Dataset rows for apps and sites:
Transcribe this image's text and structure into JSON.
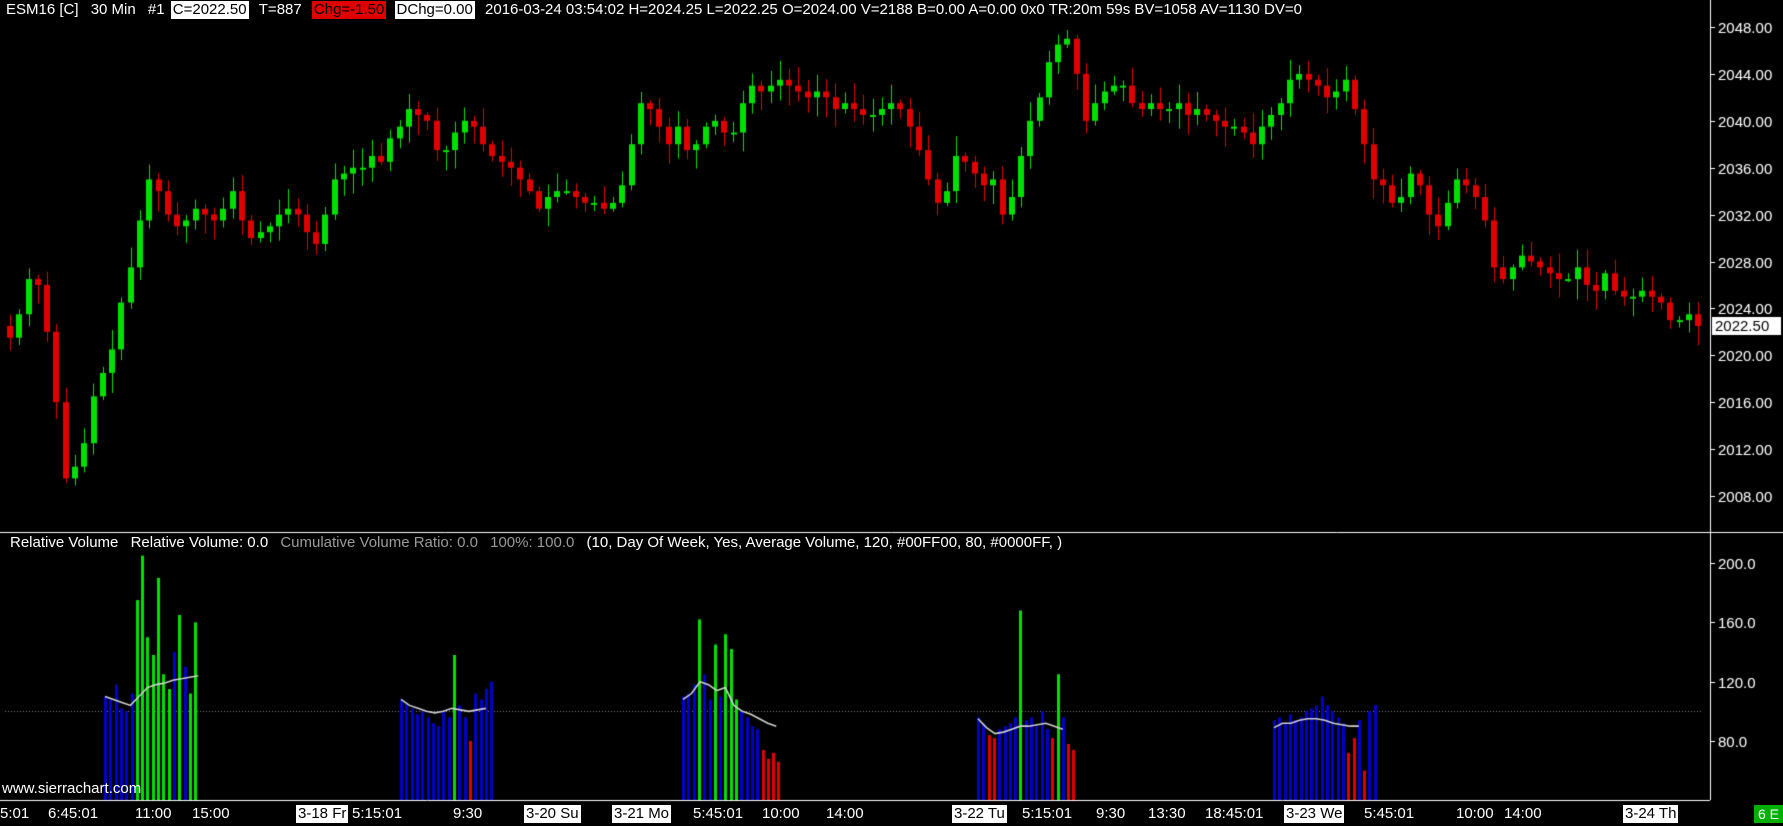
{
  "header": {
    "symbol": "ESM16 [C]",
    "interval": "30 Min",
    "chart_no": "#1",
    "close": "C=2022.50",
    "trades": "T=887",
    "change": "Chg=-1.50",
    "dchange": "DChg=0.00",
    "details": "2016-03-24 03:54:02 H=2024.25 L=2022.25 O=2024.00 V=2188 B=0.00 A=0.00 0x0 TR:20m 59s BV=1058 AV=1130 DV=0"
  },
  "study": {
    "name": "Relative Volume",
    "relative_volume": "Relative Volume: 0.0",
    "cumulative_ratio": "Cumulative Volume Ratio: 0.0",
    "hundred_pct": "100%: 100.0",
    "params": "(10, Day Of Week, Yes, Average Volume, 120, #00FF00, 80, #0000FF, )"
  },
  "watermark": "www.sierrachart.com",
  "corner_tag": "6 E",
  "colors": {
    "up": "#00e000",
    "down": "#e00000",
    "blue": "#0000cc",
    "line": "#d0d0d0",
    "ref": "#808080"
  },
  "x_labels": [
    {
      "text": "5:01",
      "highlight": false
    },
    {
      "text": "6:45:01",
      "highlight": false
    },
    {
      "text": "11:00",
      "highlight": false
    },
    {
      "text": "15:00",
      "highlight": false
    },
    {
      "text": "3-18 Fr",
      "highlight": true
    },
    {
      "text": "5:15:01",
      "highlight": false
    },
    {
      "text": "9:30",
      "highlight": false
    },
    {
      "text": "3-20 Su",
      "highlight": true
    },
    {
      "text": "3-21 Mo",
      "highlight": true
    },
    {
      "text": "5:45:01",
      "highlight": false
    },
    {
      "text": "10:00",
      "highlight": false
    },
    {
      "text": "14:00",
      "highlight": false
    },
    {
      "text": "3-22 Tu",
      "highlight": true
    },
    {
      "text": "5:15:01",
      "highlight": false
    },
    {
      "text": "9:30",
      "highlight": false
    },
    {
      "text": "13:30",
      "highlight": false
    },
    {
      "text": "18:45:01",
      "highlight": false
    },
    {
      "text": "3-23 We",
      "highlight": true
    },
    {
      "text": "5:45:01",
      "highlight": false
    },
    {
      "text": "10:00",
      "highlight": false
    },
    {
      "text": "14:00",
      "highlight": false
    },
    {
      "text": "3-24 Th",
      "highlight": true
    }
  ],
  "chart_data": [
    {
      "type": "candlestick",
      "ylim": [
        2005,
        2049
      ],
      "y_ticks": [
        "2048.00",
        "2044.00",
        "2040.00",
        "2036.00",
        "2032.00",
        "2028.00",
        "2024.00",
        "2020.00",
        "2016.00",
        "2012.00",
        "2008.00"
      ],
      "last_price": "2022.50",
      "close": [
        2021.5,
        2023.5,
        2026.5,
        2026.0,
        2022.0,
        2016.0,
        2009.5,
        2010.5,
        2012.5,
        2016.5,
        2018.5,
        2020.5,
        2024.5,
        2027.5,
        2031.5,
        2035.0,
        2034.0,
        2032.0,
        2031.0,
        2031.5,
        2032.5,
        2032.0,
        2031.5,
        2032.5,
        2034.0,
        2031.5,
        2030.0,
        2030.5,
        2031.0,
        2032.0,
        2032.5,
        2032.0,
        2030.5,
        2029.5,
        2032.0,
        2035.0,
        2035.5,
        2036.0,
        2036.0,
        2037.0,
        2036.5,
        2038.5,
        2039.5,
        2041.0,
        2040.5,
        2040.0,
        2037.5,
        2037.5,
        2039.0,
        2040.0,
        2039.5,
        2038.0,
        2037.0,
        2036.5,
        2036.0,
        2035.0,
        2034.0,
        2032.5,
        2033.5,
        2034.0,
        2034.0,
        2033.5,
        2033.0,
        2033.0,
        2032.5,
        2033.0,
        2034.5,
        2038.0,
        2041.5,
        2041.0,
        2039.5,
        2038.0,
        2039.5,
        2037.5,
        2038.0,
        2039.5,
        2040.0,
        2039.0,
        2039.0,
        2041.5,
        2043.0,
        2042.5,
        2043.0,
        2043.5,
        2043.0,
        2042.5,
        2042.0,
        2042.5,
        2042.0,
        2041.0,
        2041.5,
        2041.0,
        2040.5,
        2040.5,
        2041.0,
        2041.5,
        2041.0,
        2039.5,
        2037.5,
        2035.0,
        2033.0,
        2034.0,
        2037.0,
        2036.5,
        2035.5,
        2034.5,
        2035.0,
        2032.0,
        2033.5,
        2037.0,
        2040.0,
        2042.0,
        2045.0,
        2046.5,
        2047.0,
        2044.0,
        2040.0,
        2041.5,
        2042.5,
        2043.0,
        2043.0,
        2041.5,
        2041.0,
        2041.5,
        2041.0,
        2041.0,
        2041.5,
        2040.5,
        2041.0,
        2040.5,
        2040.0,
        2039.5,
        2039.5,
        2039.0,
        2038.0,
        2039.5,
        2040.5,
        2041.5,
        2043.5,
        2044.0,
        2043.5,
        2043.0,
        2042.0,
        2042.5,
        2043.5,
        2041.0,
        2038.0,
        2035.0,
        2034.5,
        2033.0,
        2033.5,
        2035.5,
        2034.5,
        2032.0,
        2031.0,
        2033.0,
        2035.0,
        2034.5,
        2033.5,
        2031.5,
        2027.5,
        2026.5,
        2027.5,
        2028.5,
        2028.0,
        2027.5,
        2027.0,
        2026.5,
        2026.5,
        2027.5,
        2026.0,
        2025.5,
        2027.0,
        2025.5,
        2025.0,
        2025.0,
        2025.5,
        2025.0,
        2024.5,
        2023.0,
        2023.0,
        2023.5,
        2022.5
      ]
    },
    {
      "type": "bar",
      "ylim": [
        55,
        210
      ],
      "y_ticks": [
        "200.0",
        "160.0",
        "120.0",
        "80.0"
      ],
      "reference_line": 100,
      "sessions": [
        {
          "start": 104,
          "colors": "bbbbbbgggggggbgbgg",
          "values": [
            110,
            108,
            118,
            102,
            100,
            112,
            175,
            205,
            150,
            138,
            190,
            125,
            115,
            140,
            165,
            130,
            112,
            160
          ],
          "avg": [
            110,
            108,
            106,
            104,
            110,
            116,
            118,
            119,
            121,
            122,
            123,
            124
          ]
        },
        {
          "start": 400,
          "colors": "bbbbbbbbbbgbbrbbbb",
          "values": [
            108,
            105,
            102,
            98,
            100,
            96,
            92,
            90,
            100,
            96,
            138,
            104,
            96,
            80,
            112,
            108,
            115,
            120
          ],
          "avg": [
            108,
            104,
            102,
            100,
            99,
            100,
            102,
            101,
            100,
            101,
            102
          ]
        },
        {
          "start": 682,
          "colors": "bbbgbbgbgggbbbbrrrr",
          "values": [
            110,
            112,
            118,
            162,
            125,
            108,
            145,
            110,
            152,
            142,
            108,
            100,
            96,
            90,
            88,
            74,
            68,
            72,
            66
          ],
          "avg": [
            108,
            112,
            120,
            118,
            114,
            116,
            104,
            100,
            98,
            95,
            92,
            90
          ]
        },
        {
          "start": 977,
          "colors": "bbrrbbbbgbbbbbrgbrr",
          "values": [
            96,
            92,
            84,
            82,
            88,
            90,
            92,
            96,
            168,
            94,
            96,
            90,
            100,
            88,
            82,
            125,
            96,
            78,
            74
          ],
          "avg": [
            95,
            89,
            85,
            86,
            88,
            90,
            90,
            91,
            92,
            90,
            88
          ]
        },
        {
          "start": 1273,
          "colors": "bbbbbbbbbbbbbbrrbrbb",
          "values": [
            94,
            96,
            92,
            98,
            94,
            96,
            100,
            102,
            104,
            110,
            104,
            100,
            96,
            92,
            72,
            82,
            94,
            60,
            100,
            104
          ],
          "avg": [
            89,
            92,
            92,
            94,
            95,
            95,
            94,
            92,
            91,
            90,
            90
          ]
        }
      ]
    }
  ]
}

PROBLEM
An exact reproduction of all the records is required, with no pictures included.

OUTPUT FOR THIS TASK
Transcribe this image's text and structure into JSON.
{
  "header": {
    "symbol": "ESM16 [C]",
    "interval": "30 Min",
    "chart_no": "#1",
    "close": "C=2022.50",
    "trades": "T=887",
    "change": "Chg=-1.50",
    "dchange": "DChg=0.00",
    "details": "2016-03-24 03:54:02 H=2024.25 L=2022.25 O=2024.00 V=2188 B=0.00 A=0.00 0x0 TR:20m 59s BV=1058 AV=1130 DV=0"
  },
  "study": {
    "name": "Relative Volume",
    "relative_volume": "Relative Volume: 0.0",
    "cumulative_ratio": "Cumulative Volume Ratio: 0.0",
    "hundred_pct": "100%: 100.0",
    "params": "(10, Day Of Week, Yes, Average Volume, 120, #00FF00, 80, #0000FF, )"
  },
  "watermark": "www.sierrachart.com",
  "corner_tag": "6 E",
  "colors": {
    "up": "#00e000",
    "down": "#e00000",
    "blue": "#0000cc",
    "line": "#d0d0d0",
    "ref": "#808080"
  },
  "x_labels": [
    {
      "text": "5:01",
      "highlight": false
    },
    {
      "text": "6:45:01",
      "highlight": false
    },
    {
      "text": "11:00",
      "highlight": false
    },
    {
      "text": "15:00",
      "highlight": false
    },
    {
      "text": "3-18 Fr",
      "highlight": true
    },
    {
      "text": "5:15:01",
      "highlight": false
    },
    {
      "text": "9:30",
      "highlight": false
    },
    {
      "text": "3-20 Su",
      "highlight": true
    },
    {
      "text": "3-21 Mo",
      "highlight": true
    },
    {
      "text": "5:45:01",
      "highlight": false
    },
    {
      "text": "10:00",
      "highlight": false
    },
    {
      "text": "14:00",
      "highlight": false
    },
    {
      "text": "3-22 Tu",
      "highlight": true
    },
    {
      "text": "5:15:01",
      "highlight": false
    },
    {
      "text": "9:30",
      "highlight": false
    },
    {
      "text": "13:30",
      "highlight": false
    },
    {
      "text": "18:45:01",
      "highlight": false
    },
    {
      "text": "3-23 We",
      "highlight": true
    },
    {
      "text": "5:45:01",
      "highlight": false
    },
    {
      "text": "10:00",
      "highlight": false
    },
    {
      "text": "14:00",
      "highlight": false
    },
    {
      "text": "3-24 Th",
      "highlight": true
    }
  ],
  "chart_data": [
    {
      "type": "candlestick",
      "ylim": [
        2005,
        2049
      ],
      "y_ticks": [
        "2048.00",
        "2044.00",
        "2040.00",
        "2036.00",
        "2032.00",
        "2028.00",
        "2024.00",
        "2020.00",
        "2016.00",
        "2012.00",
        "2008.00"
      ],
      "last_price": "2022.50",
      "close": [
        2021.5,
        2023.5,
        2026.5,
        2026.0,
        2022.0,
        2016.0,
        2009.5,
        2010.5,
        2012.5,
        2016.5,
        2018.5,
        2020.5,
        2024.5,
        2027.5,
        2031.5,
        2035.0,
        2034.0,
        2032.0,
        2031.0,
        2031.5,
        2032.5,
        2032.0,
        2031.5,
        2032.5,
        2034.0,
        2031.5,
        2030.0,
        2030.5,
        2031.0,
        2032.0,
        2032.5,
        2032.0,
        2030.5,
        2029.5,
        2032.0,
        2035.0,
        2035.5,
        2036.0,
        2036.0,
        2037.0,
        2036.5,
        2038.5,
        2039.5,
        2041.0,
        2040.5,
        2040.0,
        2037.5,
        2037.5,
        2039.0,
        2040.0,
        2039.5,
        2038.0,
        2037.0,
        2036.5,
        2036.0,
        2035.0,
        2034.0,
        2032.5,
        2033.5,
        2034.0,
        2034.0,
        2033.5,
        2033.0,
        2033.0,
        2032.5,
        2033.0,
        2034.5,
        2038.0,
        2041.5,
        2041.0,
        2039.5,
        2038.0,
        2039.5,
        2037.5,
        2038.0,
        2039.5,
        2040.0,
        2039.0,
        2039.0,
        2041.5,
        2043.0,
        2042.5,
        2043.0,
        2043.5,
        2043.0,
        2042.5,
        2042.0,
        2042.5,
        2042.0,
        2041.0,
        2041.5,
        2041.0,
        2040.5,
        2040.5,
        2041.0,
        2041.5,
        2041.0,
        2039.5,
        2037.5,
        2035.0,
        2033.0,
        2034.0,
        2037.0,
        2036.5,
        2035.5,
        2034.5,
        2035.0,
        2032.0,
        2033.5,
        2037.0,
        2040.0,
        2042.0,
        2045.0,
        2046.5,
        2047.0,
        2044.0,
        2040.0,
        2041.5,
        2042.5,
        2043.0,
        2043.0,
        2041.5,
        2041.0,
        2041.5,
        2041.0,
        2041.0,
        2041.5,
        2040.5,
        2041.0,
        2040.5,
        2040.0,
        2039.5,
        2039.5,
        2039.0,
        2038.0,
        2039.5,
        2040.5,
        2041.5,
        2043.5,
        2044.0,
        2043.5,
        2043.0,
        2042.0,
        2042.5,
        2043.5,
        2041.0,
        2038.0,
        2035.0,
        2034.5,
        2033.0,
        2033.5,
        2035.5,
        2034.5,
        2032.0,
        2031.0,
        2033.0,
        2035.0,
        2034.5,
        2033.5,
        2031.5,
        2027.5,
        2026.5,
        2027.5,
        2028.5,
        2028.0,
        2027.5,
        2027.0,
        2026.5,
        2026.5,
        2027.5,
        2026.0,
        2025.5,
        2027.0,
        2025.5,
        2025.0,
        2025.0,
        2025.5,
        2025.0,
        2024.5,
        2023.0,
        2023.0,
        2023.5,
        2022.5
      ]
    },
    {
      "type": "bar",
      "ylim": [
        55,
        210
      ],
      "y_ticks": [
        "200.0",
        "160.0",
        "120.0",
        "80.0"
      ],
      "reference_line": 100,
      "sessions": [
        {
          "start": 104,
          "colors": "bbbbbbgggggggbgbgg",
          "values": [
            110,
            108,
            118,
            102,
            100,
            112,
            175,
            205,
            150,
            138,
            190,
            125,
            115,
            140,
            165,
            130,
            112,
            160
          ],
          "avg": [
            110,
            108,
            106,
            104,
            110,
            116,
            118,
            119,
            121,
            122,
            123,
            124
          ]
        },
        {
          "start": 400,
          "colors": "bbbbbbbbbbgbbrbbbb",
          "values": [
            108,
            105,
            102,
            98,
            100,
            96,
            92,
            90,
            100,
            96,
            138,
            104,
            96,
            80,
            112,
            108,
            115,
            120
          ],
          "avg": [
            108,
            104,
            102,
            100,
            99,
            100,
            102,
            101,
            100,
            101,
            102
          ]
        },
        {
          "start": 682,
          "colors": "bbbgbbgbgggbbbbrrrr",
          "values": [
            110,
            112,
            118,
            162,
            125,
            108,
            145,
            110,
            152,
            142,
            108,
            100,
            96,
            90,
            88,
            74,
            68,
            72,
            66
          ],
          "avg": [
            108,
            112,
            120,
            118,
            114,
            116,
            104,
            100,
            98,
            95,
            92,
            90
          ]
        },
        {
          "start": 977,
          "colors": "bbrrbbbbgbbbbbrgbrr",
          "values": [
            96,
            92,
            84,
            82,
            88,
            90,
            92,
            96,
            168,
            94,
            96,
            90,
            100,
            88,
            82,
            125,
            96,
            78,
            74
          ],
          "avg": [
            95,
            89,
            85,
            86,
            88,
            90,
            90,
            91,
            92,
            90,
            88
          ]
        },
        {
          "start": 1273,
          "colors": "bbbbbbbbbbbbbbrrbrbb",
          "values": [
            94,
            96,
            92,
            98,
            94,
            96,
            100,
            102,
            104,
            110,
            104,
            100,
            96,
            92,
            72,
            82,
            94,
            60,
            100,
            104
          ],
          "avg": [
            89,
            92,
            92,
            94,
            95,
            95,
            94,
            92,
            91,
            90,
            90
          ]
        }
      ]
    }
  ]
}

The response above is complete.